Entries from a dataset of interfaces:
------------------------------------------------
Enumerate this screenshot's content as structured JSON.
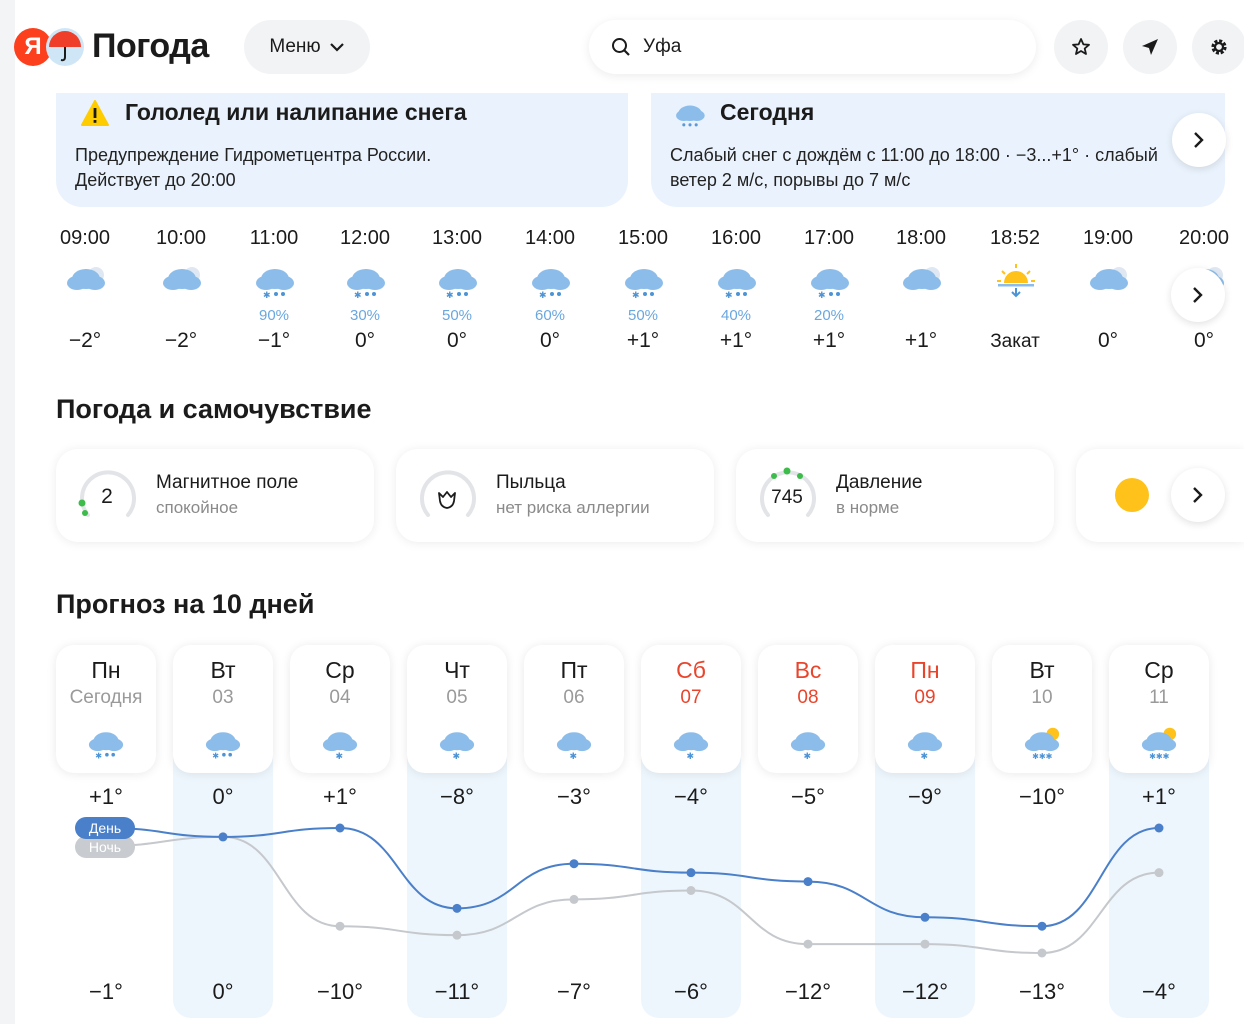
{
  "header": {
    "brand_letter": "Я",
    "brand_name": "Погода",
    "menu_label": "Меню",
    "search_value": "Уфа"
  },
  "alerts": [
    {
      "title": "Гололед или налипание снега",
      "line1": "Предупреждение Гидрометцентра России.",
      "line2": "Действует до 20:00"
    },
    {
      "title": "Сегодня",
      "line1": "Слабый снег с дождём с 11:00 до 18:00 · −3...+1° · слабый",
      "line2": "ветер 2 м/с, порывы до 7 м/с"
    }
  ],
  "hourly": [
    {
      "time": "09:00",
      "icon": "cloudy",
      "prob": "",
      "temp": "−2°"
    },
    {
      "time": "10:00",
      "icon": "cloudy",
      "prob": "",
      "temp": "−2°"
    },
    {
      "time": "11:00",
      "icon": "sleet",
      "prob": "90%",
      "temp": "−1°"
    },
    {
      "time": "12:00",
      "icon": "sleet",
      "prob": "30%",
      "temp": "0°"
    },
    {
      "time": "13:00",
      "icon": "sleet",
      "prob": "50%",
      "temp": "0°"
    },
    {
      "time": "14:00",
      "icon": "sleet",
      "prob": "60%",
      "temp": "0°"
    },
    {
      "time": "15:00",
      "icon": "sleet",
      "prob": "50%",
      "temp": "+1°"
    },
    {
      "time": "16:00",
      "icon": "sleet",
      "prob": "40%",
      "temp": "+1°"
    },
    {
      "time": "17:00",
      "icon": "sleet",
      "prob": "20%",
      "temp": "+1°"
    },
    {
      "time": "18:00",
      "icon": "cloudy",
      "prob": "",
      "temp": "+1°"
    },
    {
      "time": "18:52",
      "icon": "sunset",
      "prob": "",
      "temp": "Закат"
    },
    {
      "time": "19:00",
      "icon": "cloudy",
      "prob": "",
      "temp": "0°"
    },
    {
      "time": "20:00",
      "icon": "cloudy",
      "prob": "",
      "temp": "0°"
    }
  ],
  "wellbeing": {
    "title": "Погода и самочувствие",
    "cards": [
      {
        "value": "2",
        "title": "Магнитное поле",
        "sub": "спокойное"
      },
      {
        "value": "",
        "title": "Пыльца",
        "sub": "нет риска аллергии"
      },
      {
        "value": "745",
        "title": "Давление",
        "sub": "в норме"
      }
    ]
  },
  "forecast": {
    "title": "Прогноз на 10 дней",
    "day_label": "День",
    "night_label": "Ночь",
    "days": [
      {
        "name": "Пн",
        "date": "Сегодня",
        "icon": "sleet",
        "weekend": false,
        "max": "+1°",
        "min": "−1°"
      },
      {
        "name": "Вт",
        "date": "03",
        "icon": "sleet",
        "weekend": false,
        "max": "0°",
        "min": "0°"
      },
      {
        "name": "Ср",
        "date": "04",
        "icon": "snow",
        "weekend": false,
        "max": "+1°",
        "min": "−10°"
      },
      {
        "name": "Чт",
        "date": "05",
        "icon": "snow",
        "weekend": false,
        "max": "−8°",
        "min": "−11°"
      },
      {
        "name": "Пт",
        "date": "06",
        "icon": "snow",
        "weekend": false,
        "max": "−3°",
        "min": "−7°"
      },
      {
        "name": "Сб",
        "date": "07",
        "icon": "snow",
        "weekend": true,
        "max": "−4°",
        "min": "−6°"
      },
      {
        "name": "Вс",
        "date": "08",
        "icon": "snow",
        "weekend": true,
        "max": "−5°",
        "min": "−12°"
      },
      {
        "name": "Пн",
        "date": "09",
        "icon": "snow",
        "weekend": true,
        "max": "−9°",
        "min": "−12°"
      },
      {
        "name": "Вт",
        "date": "10",
        "icon": "snow-sun",
        "weekend": false,
        "max": "−10°",
        "min": "−13°"
      },
      {
        "name": "Ср",
        "date": "11",
        "icon": "snow-sun",
        "weekend": false,
        "max": "+1°",
        "min": "−4°"
      }
    ]
  },
  "chart_data": {
    "type": "line",
    "categories": [
      "Пн",
      "Вт",
      "Ср",
      "Чт",
      "Пт",
      "Сб",
      "Вс",
      "Пн",
      "Вт",
      "Ср"
    ],
    "series": [
      {
        "name": "День",
        "values": [
          1,
          0,
          1,
          -8,
          -3,
          -4,
          -5,
          -9,
          -10,
          1
        ],
        "color": "#4a7fc9"
      },
      {
        "name": "Ночь",
        "values": [
          -1,
          0,
          -10,
          -11,
          -7,
          -6,
          -12,
          -12,
          -13,
          -4
        ],
        "color": "#c5c8cc"
      }
    ],
    "ylim": [
      -13,
      1
    ]
  },
  "colors": {
    "accent": "#fc3f1d",
    "card_bg": "#eaf3fd",
    "rain": "#6aa7df",
    "weekend": "#e8452c"
  }
}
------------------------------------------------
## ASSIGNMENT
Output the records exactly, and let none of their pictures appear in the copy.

## EXERCISE SOLUTION
Enumerate this screenshot's content as structured JSON.
{
  "header": {
    "brand_letter": "Я",
    "brand_name": "Погода",
    "menu_label": "Меню",
    "search_value": "Уфа"
  },
  "alerts": [
    {
      "title": "Гололед или налипание снега",
      "line1": "Предупреждение Гидрометцентра России.",
      "line2": "Действует до 20:00"
    },
    {
      "title": "Сегодня",
      "line1": "Слабый снег с дождём с 11:00 до 18:00 · −3...+1° · слабый",
      "line2": "ветер 2 м/с, порывы до 7 м/с"
    }
  ],
  "hourly": [
    {
      "time": "09:00",
      "icon": "cloudy",
      "prob": "",
      "temp": "−2°"
    },
    {
      "time": "10:00",
      "icon": "cloudy",
      "prob": "",
      "temp": "−2°"
    },
    {
      "time": "11:00",
      "icon": "sleet",
      "prob": "90%",
      "temp": "−1°"
    },
    {
      "time": "12:00",
      "icon": "sleet",
      "prob": "30%",
      "temp": "0°"
    },
    {
      "time": "13:00",
      "icon": "sleet",
      "prob": "50%",
      "temp": "0°"
    },
    {
      "time": "14:00",
      "icon": "sleet",
      "prob": "60%",
      "temp": "0°"
    },
    {
      "time": "15:00",
      "icon": "sleet",
      "prob": "50%",
      "temp": "+1°"
    },
    {
      "time": "16:00",
      "icon": "sleet",
      "prob": "40%",
      "temp": "+1°"
    },
    {
      "time": "17:00",
      "icon": "sleet",
      "prob": "20%",
      "temp": "+1°"
    },
    {
      "time": "18:00",
      "icon": "cloudy",
      "prob": "",
      "temp": "+1°"
    },
    {
      "time": "18:52",
      "icon": "sunset",
      "prob": "",
      "temp": "Закат"
    },
    {
      "time": "19:00",
      "icon": "cloudy",
      "prob": "",
      "temp": "0°"
    },
    {
      "time": "20:00",
      "icon": "cloudy",
      "prob": "",
      "temp": "0°"
    }
  ],
  "wellbeing": {
    "title": "Погода и самочувствие",
    "cards": [
      {
        "value": "2",
        "title": "Магнитное поле",
        "sub": "спокойное"
      },
      {
        "value": "",
        "title": "Пыльца",
        "sub": "нет риска аллергии"
      },
      {
        "value": "745",
        "title": "Давление",
        "sub": "в норме"
      }
    ]
  },
  "forecast": {
    "title": "Прогноз на 10 дней",
    "day_label": "День",
    "night_label": "Ночь",
    "days": [
      {
        "name": "Пн",
        "date": "Сегодня",
        "icon": "sleet",
        "weekend": false,
        "max": "+1°",
        "min": "−1°"
      },
      {
        "name": "Вт",
        "date": "03",
        "icon": "sleet",
        "weekend": false,
        "max": "0°",
        "min": "0°"
      },
      {
        "name": "Ср",
        "date": "04",
        "icon": "snow",
        "weekend": false,
        "max": "+1°",
        "min": "−10°"
      },
      {
        "name": "Чт",
        "date": "05",
        "icon": "snow",
        "weekend": false,
        "max": "−8°",
        "min": "−11°"
      },
      {
        "name": "Пт",
        "date": "06",
        "icon": "snow",
        "weekend": false,
        "max": "−3°",
        "min": "−7°"
      },
      {
        "name": "Сб",
        "date": "07",
        "icon": "snow",
        "weekend": true,
        "max": "−4°",
        "min": "−6°"
      },
      {
        "name": "Вс",
        "date": "08",
        "icon": "snow",
        "weekend": true,
        "max": "−5°",
        "min": "−12°"
      },
      {
        "name": "Пн",
        "date": "09",
        "icon": "snow",
        "weekend": true,
        "max": "−9°",
        "min": "−12°"
      },
      {
        "name": "Вт",
        "date": "10",
        "icon": "snow-sun",
        "weekend": false,
        "max": "−10°",
        "min": "−13°"
      },
      {
        "name": "Ср",
        "date": "11",
        "icon": "snow-sun",
        "weekend": false,
        "max": "+1°",
        "min": "−4°"
      }
    ]
  },
  "chart_data": {
    "type": "line",
    "categories": [
      "Пн",
      "Вт",
      "Ср",
      "Чт",
      "Пт",
      "Сб",
      "Вс",
      "Пн",
      "Вт",
      "Ср"
    ],
    "series": [
      {
        "name": "День",
        "values": [
          1,
          0,
          1,
          -8,
          -3,
          -4,
          -5,
          -9,
          -10,
          1
        ],
        "color": "#4a7fc9"
      },
      {
        "name": "Ночь",
        "values": [
          -1,
          0,
          -10,
          -11,
          -7,
          -6,
          -12,
          -12,
          -13,
          -4
        ],
        "color": "#c5c8cc"
      }
    ],
    "ylim": [
      -13,
      1
    ]
  },
  "colors": {
    "accent": "#fc3f1d",
    "card_bg": "#eaf3fd",
    "rain": "#6aa7df",
    "weekend": "#e8452c"
  }
}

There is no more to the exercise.